Among the challenges—even for healthcare organizations that want to emphasize the targeting of disparities—is that the large number of other quality and cost priorities leaves little time for such a focus.

“Hopefully by trying to change how we pay for health care, that will give them the resources and the time to make that happen,” Cook said in an interview.

The long-term business case for such efforts is especially strong in the area of population health, Cook said. Such initiatives could add a disparities component to incentivize analyses that would identify differences in outcomes based on race, for example, and then incentivize closing that gap.

“There’s definitely some talk and some movement around making that happen,” Cook said, referring to awareness-raising efforts by organizations such as the National Quality Forum. Additionally, the Center for Medicare and Medicaid Innovation seems “intrigued” by the concept of disparities reduction but has not yet taken steps toward including it in their pilot payment models.

“In terms of getting very concrete and trying very explicitly through very real-life-based implementation, it’s not happened yet that I know,” Cook said.

The need for such initiatives was demonstrated by previous research that found healthcare delivery accounts for as little as 10 percent of overall health outcomes. Instead, behaviors that affect a much larger share of outcomes are determined by patients’ environments, such as whether communities encourage physical activity and provide access to healthy foods.

“We see an opportunity here that there is a shared interest across [economic] sectors in trying to address those issues,” said Steve Woolf, director of the Center on Society and Health at Virginia Commonwealth University. “And frankly, none of them can achieve transformational changes without cross-sector collaboration.”

Hospital Focus

Not-for-profit hospitals have increased their focus on health disparities in recent years, said Amy Carroll-Scott, an assistant professor at Drexel’s Dornsife School of Public Health.
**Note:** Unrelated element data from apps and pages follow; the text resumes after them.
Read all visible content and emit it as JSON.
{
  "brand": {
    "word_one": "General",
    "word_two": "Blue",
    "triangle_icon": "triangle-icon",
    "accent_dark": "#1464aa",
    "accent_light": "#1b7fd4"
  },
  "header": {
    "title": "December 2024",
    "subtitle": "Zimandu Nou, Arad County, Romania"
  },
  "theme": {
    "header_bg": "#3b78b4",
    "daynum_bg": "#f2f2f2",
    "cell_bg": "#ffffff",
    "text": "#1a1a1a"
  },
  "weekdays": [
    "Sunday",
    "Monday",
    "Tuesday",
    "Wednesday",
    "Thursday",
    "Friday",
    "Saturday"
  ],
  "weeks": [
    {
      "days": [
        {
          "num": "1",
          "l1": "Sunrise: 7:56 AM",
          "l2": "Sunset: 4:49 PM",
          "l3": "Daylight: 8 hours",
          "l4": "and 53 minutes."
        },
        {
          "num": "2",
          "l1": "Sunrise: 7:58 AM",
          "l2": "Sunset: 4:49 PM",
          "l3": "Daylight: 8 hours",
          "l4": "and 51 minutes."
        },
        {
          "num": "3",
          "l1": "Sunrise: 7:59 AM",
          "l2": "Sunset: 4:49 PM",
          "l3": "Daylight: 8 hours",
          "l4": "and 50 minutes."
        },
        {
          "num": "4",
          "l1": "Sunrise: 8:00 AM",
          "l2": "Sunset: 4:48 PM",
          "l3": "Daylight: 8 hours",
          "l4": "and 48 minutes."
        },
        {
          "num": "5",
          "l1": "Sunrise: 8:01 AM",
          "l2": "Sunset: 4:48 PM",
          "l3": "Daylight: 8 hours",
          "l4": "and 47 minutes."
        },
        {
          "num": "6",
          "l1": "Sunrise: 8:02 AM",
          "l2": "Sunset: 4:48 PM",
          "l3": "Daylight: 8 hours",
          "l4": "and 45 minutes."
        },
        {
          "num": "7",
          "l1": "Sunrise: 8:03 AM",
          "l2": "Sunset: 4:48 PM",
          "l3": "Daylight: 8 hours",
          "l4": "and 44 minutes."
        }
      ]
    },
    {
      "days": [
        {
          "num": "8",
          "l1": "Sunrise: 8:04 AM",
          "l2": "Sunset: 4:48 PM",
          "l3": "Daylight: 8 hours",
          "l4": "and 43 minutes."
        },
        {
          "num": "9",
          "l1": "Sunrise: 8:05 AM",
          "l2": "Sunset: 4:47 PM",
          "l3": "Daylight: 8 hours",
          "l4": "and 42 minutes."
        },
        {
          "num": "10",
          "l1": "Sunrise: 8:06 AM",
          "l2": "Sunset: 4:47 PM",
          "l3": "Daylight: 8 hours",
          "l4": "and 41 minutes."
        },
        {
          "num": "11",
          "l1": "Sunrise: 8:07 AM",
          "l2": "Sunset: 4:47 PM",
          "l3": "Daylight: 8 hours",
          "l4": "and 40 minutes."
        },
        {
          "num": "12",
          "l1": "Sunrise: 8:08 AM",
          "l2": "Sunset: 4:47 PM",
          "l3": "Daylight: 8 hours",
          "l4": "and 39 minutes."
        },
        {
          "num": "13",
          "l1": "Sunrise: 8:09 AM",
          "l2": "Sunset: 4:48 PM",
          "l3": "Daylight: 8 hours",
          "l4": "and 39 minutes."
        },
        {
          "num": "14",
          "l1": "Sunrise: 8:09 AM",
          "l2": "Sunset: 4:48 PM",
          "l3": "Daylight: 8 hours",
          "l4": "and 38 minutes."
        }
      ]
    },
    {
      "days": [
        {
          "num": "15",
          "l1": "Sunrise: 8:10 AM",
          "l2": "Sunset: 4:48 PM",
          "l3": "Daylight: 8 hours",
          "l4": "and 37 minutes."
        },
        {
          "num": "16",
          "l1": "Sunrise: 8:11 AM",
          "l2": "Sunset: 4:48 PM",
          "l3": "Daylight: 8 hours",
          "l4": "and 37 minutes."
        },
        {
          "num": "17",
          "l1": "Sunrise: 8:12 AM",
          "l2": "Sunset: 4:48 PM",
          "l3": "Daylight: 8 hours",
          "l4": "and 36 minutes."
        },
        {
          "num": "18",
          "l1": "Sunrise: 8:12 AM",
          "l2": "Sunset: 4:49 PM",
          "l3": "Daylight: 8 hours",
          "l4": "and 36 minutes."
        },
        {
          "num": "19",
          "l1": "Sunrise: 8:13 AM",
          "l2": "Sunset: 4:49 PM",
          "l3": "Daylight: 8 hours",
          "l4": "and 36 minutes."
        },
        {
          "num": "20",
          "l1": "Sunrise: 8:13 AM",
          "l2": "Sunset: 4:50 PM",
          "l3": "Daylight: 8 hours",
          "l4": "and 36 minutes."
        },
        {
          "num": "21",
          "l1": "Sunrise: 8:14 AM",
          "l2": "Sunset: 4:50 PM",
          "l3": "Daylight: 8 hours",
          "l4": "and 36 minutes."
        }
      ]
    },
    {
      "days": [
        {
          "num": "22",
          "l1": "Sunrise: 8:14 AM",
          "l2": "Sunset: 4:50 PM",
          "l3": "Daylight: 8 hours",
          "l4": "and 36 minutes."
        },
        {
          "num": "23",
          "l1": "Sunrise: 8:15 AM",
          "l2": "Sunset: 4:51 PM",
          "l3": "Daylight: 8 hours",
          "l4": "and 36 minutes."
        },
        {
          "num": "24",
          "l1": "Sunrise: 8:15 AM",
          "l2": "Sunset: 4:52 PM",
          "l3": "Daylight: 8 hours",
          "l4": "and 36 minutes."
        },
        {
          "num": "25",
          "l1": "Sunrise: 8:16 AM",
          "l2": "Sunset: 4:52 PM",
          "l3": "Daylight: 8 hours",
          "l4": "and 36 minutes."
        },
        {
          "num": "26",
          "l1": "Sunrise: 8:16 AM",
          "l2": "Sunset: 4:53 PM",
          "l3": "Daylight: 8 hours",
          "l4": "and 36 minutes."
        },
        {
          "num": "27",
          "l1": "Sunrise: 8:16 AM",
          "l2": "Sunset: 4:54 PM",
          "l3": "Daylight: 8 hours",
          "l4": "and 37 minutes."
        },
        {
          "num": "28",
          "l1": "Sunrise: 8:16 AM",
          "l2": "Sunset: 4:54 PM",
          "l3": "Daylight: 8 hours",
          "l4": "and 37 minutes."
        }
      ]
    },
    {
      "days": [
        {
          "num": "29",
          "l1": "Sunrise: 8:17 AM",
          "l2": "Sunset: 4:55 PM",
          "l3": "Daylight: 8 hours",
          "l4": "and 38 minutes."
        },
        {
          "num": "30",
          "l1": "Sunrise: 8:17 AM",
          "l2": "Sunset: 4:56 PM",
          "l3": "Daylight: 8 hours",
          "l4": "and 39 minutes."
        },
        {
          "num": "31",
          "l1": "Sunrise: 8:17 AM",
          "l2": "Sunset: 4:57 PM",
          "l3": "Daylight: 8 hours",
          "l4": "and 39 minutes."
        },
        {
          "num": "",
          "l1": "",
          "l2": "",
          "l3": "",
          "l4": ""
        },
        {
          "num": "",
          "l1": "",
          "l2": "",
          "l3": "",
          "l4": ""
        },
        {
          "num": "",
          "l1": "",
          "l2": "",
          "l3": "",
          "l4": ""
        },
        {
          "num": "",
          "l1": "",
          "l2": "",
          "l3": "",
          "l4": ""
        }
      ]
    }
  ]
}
“That is our feeling, that we’re seeing a bit of a shift” toward greater focus on health inequities and the social inequities that drive them, Carroll-Scott said in an interview.

Her assessment stemmed from studying community health needs assessments (CHNAs), which the Affordable Care Act required not-for-profit hospitals to file to maintain their tax-exempt status. In a recent study by Carroll-Scott and colleagues, all 179 hospital CHNA evaluations of local health needs included at least one implicit health equity term (such as disparities), and 65 percent included explicit health equity terms (such as equity). But only 9 percent of implementation strategies included an explicit activity to promote health equity.

Such findings indicate that a lot of hospitals still “see this requirement as a ‘Check the box, we did it’ obligation,” Carroll-Scott said.

Carroll-Scott and her colleagues concluded that hospitals need incentives and additional capacity to invest in the underlying social and economic conditions that cause health inequities.

Given the small share of health outcomes determined by health care, Carroll-Scott said hospitals that are responsible for the overall health of given populations have an imperative to find ways to influence health beyond delivering the best possible care.

Possible Payoff

Hospital spending in the areas of social determinants of health includes funding of job-placement and job-training programs. Such efforts have a huge potential payoff, according to other recent research.

A study that simulated improvements in three social determinants—education, employment, and income—found that increasing employment was significantly correlated with improvements in mental health outcomes.

“So you could think that they could have a return on investment, but it’s complicated,” Carroll-Scott said.

One way to help hospitals would be through policies that encourage capacity-building partnerships to ensure hospitals are not alone in targeting social determinants of health, Carroll-Scott said.

Rich Daly is a senior writer/editor in HFMA’s Washington, D.C., office. Follow Rich on Twitter: @rdalyhealthcare

Publication Date: Tuesday, June 06, 2017